§ **WHAT YOU WILL DO**
List each line of the data that holds the word "time".

§ **Data about app and page elements**
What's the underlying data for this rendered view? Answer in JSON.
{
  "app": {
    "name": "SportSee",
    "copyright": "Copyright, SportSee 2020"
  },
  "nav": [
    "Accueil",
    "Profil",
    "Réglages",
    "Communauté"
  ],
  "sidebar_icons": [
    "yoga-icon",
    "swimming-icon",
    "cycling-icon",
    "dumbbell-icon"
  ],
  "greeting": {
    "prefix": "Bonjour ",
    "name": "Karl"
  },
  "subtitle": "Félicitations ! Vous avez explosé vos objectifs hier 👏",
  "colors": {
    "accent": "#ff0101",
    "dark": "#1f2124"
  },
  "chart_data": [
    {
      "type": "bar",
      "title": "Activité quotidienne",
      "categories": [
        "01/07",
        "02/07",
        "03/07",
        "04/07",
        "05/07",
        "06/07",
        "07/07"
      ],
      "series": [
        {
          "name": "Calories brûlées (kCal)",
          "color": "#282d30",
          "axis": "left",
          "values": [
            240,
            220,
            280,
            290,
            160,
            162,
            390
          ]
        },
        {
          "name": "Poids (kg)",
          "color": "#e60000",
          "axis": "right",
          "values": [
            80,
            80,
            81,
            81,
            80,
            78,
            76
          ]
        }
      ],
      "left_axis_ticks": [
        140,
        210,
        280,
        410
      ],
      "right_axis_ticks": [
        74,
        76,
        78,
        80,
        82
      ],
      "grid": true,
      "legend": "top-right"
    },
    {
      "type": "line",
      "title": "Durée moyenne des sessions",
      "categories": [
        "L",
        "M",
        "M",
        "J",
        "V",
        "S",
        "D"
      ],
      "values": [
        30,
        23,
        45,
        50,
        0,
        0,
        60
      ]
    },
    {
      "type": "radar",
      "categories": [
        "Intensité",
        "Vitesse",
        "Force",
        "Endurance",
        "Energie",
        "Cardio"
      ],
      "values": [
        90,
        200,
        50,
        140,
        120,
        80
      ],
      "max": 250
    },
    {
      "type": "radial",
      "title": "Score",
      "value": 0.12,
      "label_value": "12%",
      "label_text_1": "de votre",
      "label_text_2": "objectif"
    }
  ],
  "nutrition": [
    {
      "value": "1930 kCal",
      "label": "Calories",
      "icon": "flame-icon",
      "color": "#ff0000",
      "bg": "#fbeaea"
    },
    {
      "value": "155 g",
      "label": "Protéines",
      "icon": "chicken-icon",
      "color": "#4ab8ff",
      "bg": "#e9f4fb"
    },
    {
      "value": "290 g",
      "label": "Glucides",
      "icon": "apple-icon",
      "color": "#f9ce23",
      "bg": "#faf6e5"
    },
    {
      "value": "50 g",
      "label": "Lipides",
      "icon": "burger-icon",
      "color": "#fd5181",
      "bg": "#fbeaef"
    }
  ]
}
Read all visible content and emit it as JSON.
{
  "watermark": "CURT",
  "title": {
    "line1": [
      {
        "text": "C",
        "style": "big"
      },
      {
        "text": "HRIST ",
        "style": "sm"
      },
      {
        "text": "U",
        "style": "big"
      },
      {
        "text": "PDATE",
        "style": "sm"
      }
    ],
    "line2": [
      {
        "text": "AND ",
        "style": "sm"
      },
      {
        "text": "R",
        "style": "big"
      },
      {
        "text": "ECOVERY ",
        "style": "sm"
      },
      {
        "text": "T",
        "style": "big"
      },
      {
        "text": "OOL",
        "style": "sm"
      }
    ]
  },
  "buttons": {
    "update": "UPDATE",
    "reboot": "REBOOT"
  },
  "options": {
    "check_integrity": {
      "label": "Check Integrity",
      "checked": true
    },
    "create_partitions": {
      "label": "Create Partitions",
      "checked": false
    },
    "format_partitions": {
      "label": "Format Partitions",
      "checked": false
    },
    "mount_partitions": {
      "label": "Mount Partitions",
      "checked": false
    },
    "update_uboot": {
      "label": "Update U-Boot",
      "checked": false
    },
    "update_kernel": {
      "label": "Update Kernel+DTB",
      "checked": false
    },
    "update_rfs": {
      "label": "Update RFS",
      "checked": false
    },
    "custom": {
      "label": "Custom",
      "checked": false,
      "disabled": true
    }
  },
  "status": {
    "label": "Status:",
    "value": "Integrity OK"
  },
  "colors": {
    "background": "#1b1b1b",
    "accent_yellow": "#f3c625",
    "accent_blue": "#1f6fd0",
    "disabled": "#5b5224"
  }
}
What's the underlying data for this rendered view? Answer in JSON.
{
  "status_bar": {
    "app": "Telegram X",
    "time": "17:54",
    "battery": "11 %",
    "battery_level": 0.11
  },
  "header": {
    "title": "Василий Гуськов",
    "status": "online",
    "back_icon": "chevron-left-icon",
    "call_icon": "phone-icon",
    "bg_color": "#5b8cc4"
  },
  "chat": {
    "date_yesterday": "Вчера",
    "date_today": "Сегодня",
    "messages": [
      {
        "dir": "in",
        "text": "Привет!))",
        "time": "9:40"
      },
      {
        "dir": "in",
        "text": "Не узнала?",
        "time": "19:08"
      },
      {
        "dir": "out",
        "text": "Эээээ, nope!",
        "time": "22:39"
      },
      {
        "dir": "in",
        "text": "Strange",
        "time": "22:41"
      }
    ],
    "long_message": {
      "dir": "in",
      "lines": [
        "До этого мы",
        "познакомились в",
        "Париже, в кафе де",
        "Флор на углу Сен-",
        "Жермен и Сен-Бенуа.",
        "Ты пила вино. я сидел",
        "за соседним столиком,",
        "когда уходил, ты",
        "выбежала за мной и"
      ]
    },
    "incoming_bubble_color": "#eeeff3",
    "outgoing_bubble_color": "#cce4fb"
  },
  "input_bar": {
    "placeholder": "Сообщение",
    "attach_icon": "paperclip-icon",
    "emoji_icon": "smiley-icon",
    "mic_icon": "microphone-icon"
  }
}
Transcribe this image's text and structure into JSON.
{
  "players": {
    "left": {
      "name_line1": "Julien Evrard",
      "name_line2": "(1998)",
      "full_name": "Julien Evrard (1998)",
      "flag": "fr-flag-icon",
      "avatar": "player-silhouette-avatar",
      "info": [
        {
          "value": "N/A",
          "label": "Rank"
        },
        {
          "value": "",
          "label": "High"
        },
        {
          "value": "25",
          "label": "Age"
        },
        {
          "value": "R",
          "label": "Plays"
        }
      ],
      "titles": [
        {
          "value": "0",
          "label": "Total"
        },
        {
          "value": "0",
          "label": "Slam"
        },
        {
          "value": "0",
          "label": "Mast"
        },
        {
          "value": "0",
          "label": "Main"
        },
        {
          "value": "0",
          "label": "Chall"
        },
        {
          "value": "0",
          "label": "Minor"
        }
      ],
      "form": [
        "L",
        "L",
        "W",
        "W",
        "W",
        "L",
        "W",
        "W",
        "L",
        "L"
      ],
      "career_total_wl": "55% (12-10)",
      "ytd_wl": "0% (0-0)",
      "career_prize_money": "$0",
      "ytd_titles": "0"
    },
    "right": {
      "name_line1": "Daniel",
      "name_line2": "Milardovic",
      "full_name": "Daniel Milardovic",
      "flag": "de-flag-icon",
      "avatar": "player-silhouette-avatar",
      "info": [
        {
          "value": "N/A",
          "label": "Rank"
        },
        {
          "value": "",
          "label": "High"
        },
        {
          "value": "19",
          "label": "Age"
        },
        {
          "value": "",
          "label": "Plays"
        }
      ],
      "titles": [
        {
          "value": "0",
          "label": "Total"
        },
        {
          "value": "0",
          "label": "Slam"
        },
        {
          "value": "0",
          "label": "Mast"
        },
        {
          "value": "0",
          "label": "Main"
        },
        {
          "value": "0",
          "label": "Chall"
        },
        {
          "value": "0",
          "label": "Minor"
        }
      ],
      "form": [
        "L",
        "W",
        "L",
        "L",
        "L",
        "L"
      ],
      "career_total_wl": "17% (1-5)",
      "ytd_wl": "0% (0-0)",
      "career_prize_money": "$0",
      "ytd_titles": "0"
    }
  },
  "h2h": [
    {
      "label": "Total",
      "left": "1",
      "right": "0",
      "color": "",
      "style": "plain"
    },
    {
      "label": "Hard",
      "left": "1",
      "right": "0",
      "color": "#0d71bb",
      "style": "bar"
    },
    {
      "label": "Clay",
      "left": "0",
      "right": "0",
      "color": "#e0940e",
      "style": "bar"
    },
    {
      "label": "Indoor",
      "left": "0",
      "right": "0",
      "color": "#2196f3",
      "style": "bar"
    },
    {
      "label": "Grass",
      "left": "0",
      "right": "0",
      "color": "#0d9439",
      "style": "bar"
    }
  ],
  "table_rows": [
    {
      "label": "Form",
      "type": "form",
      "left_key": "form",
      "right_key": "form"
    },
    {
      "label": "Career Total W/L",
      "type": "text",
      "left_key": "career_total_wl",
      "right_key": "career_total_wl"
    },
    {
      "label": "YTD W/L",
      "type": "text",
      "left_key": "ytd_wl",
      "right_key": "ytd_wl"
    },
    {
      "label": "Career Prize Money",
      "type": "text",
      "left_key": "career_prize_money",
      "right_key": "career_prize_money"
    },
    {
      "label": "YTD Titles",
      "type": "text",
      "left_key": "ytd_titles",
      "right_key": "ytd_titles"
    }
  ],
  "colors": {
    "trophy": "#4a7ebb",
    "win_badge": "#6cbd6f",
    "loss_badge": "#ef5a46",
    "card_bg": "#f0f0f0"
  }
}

§ **EXERCISE RESPONSE**
    "time": "17:54",
        "time": "9:40"
        "time": "19:08"
        "time": "22:39"
        "time": "22:41"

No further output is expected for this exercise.